#### What the exercise asks:
Below is a set of records. Please retype every one exactly.
━━━━━ Given data
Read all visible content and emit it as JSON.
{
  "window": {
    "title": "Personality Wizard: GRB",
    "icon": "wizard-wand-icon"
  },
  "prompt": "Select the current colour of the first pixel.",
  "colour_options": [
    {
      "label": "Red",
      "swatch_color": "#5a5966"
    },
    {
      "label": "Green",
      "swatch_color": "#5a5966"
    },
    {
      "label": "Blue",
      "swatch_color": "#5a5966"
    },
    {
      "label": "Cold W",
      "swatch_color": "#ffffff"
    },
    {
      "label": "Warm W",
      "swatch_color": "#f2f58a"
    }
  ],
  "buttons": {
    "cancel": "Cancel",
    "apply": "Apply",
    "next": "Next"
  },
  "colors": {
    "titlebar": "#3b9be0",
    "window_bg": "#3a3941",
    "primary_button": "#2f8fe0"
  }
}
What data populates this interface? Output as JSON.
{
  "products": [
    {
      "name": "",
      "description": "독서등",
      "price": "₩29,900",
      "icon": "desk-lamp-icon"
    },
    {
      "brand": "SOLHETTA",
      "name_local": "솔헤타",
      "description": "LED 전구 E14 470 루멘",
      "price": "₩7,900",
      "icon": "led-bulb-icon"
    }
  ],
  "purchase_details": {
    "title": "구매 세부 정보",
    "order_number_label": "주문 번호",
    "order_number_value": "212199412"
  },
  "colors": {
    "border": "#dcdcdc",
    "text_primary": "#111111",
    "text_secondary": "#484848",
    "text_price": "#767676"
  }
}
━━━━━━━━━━
#### Response area:
Read all visible content and emit it as JSON.
{
  "window": {
    "title": "Personality Wizard: GRB",
    "icon": "wizard-wand-icon"
  },
  "prompt": "Select the current colour of the first pixel.",
  "colour_options": [
    {
      "label": "Red",
      "swatch_color": "#5a5966"
    },
    {
      "label": "Green",
      "swatch_color": "#5a5966"
    },
    {
      "label": "Blue",
      "swatch_color": "#5a5966"
    },
    {
      "label": "Cold W",
      "swatch_color": "#ffffff"
    },
    {
      "label": "Warm W",
      "swatch_color": "#f2f58a"
    }
  ],
  "buttons": {
    "cancel": "Cancel",
    "apply": "Apply",
    "next": "Next"
  },
  "colors": {
    "titlebar": "#3b9be0",
    "window_bg": "#3a3941",
    "primary_button": "#2f8fe0"
  }
}
What data populates this interface? Output as JSON.
{
  "products": [
    {
      "name": "",
      "description": "독서등",
      "price": "₩29,900",
      "icon": "desk-lamp-icon"
    },
    {
      "brand": "SOLHETTA",
      "name_local": "솔헤타",
      "description": "LED 전구 E14 470 루멘",
      "price": "₩7,900",
      "icon": "led-bulb-icon"
    }
  ],
  "purchase_details": {
    "title": "구매 세부 정보",
    "order_number_label": "주문 번호",
    "order_number_value": "212199412"
  },
  "colors": {
    "border": "#dcdcdc",
    "text_primary": "#111111",
    "text_secondary": "#484848",
    "text_price": "#767676"
  }
}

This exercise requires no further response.